Website and app data records:
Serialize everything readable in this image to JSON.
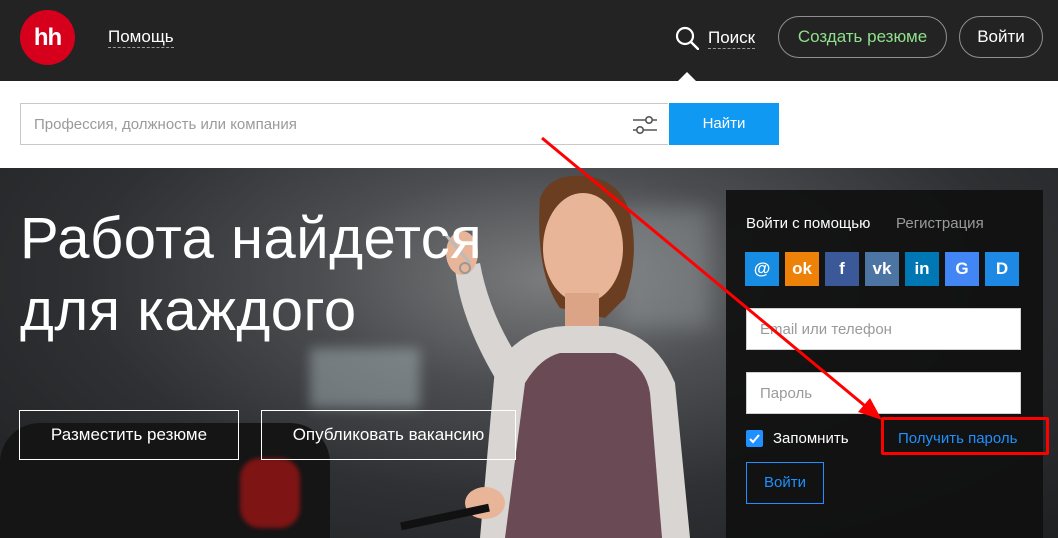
{
  "header": {
    "logo_text": "hh",
    "help_label": "Помощь",
    "search_label": "Поиск",
    "create_resume_label": "Создать резюме",
    "login_label": "Войти"
  },
  "search": {
    "placeholder": "Профессия, должность или компания",
    "button_label": "Найти"
  },
  "hero": {
    "title_line1": "Работа найдется",
    "title_line2": "для каждого",
    "post_resume_label": "Разместить резюме",
    "publish_vacancy_label": "Опубликовать вакансию"
  },
  "login_panel": {
    "tab_login_with": "Войти с помощью",
    "tab_register": "Регистрация",
    "socials": [
      {
        "name": "mail-icon",
        "glyph": "@",
        "color": "#168de2"
      },
      {
        "name": "odnoklassniki-icon",
        "glyph": "ok",
        "color": "#ee8208"
      },
      {
        "name": "facebook-icon",
        "glyph": "f",
        "color": "#3b5998"
      },
      {
        "name": "vk-icon",
        "glyph": "vk",
        "color": "#4c75a3"
      },
      {
        "name": "linkedin-icon",
        "glyph": "in",
        "color": "#0077b5"
      },
      {
        "name": "google-icon",
        "glyph": "G",
        "color": "#4285f4"
      },
      {
        "name": "d-icon",
        "glyph": "D",
        "color": "#1e88e5"
      }
    ],
    "email_placeholder": "Email или телефон",
    "password_placeholder": "Пароль",
    "remember_label": "Запомнить",
    "get_password_label": "Получить пароль",
    "login_button_label": "Войти"
  },
  "colors": {
    "header_bg": "#232323",
    "brand_red": "#d6001c",
    "resume_green": "#8fe08b",
    "accent_blue": "#0f99f2",
    "annotation_red": "#ff0000"
  }
}
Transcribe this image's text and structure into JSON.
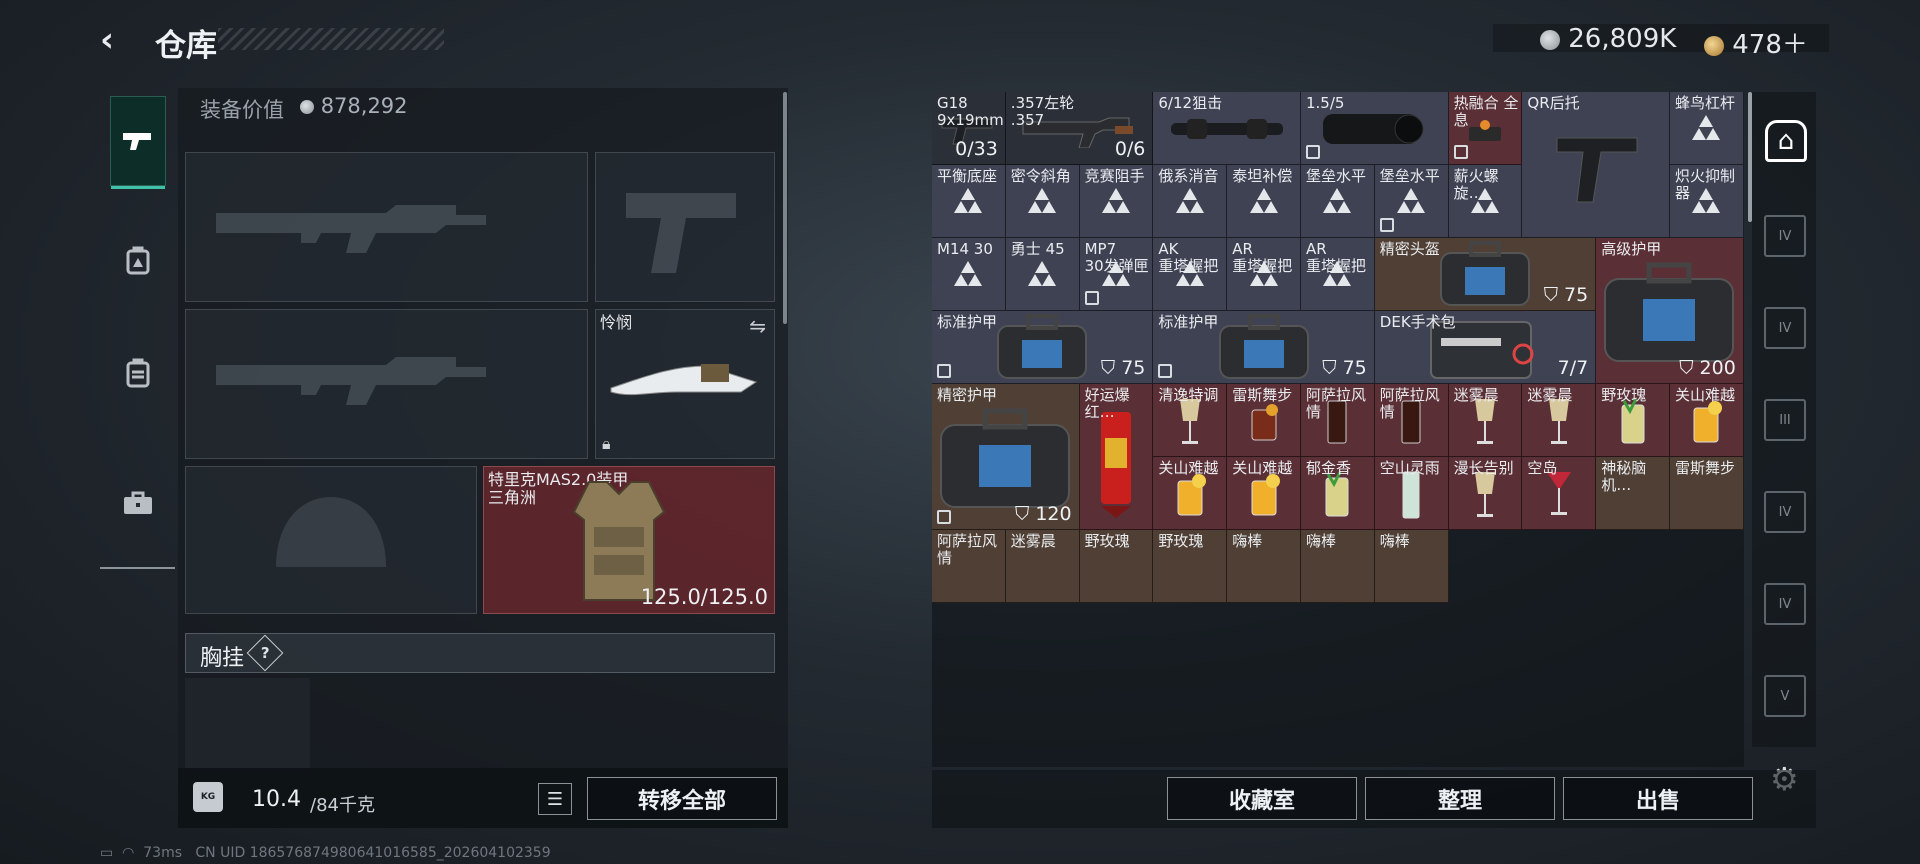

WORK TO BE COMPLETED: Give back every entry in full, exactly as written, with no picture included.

SOLUTION FOR THIS TASK:
Serialize everything readable in this image to JSON.
{
  "header": {
    "logo_text": "hh",
    "help_label": "Помощь",
    "search_label": "Поиск",
    "create_resume_label": "Создать резюме",
    "login_label": "Войти"
  },
  "search": {
    "placeholder": "Профессия, должность или компания",
    "button_label": "Найти"
  },
  "hero": {
    "title_line1": "Работа найдется",
    "title_line2": "для каждого",
    "post_resume_label": "Разместить резюме",
    "publish_vacancy_label": "Опубликовать вакансию"
  },
  "login_panel": {
    "tab_login_with": "Войти с помощью",
    "tab_register": "Регистрация",
    "socials": [
      {
        "name": "mail-icon",
        "glyph": "@",
        "color": "#168de2"
      },
      {
        "name": "odnoklassniki-icon",
        "glyph": "ok",
        "color": "#ee8208"
      },
      {
        "name": "facebook-icon",
        "glyph": "f",
        "color": "#3b5998"
      },
      {
        "name": "vk-icon",
        "glyph": "vk",
        "color": "#4c75a3"
      },
      {
        "name": "linkedin-icon",
        "glyph": "in",
        "color": "#0077b5"
      },
      {
        "name": "google-icon",
        "glyph": "G",
        "color": "#4285f4"
      },
      {
        "name": "d-icon",
        "glyph": "D",
        "color": "#1e88e5"
      }
    ],
    "email_placeholder": "Email или телефон",
    "password_placeholder": "Пароль",
    "remember_label": "Запомнить",
    "get_password_label": "Получить пароль",
    "login_button_label": "Войти"
  },
  "colors": {
    "header_bg": "#232323",
    "brand_red": "#d6001c",
    "resume_green": "#8fe08b",
    "accent_blue": "#0f99f2",
    "annotation_red": "#ff0000"
  }
}
Transcribe this image's text and structure into JSON.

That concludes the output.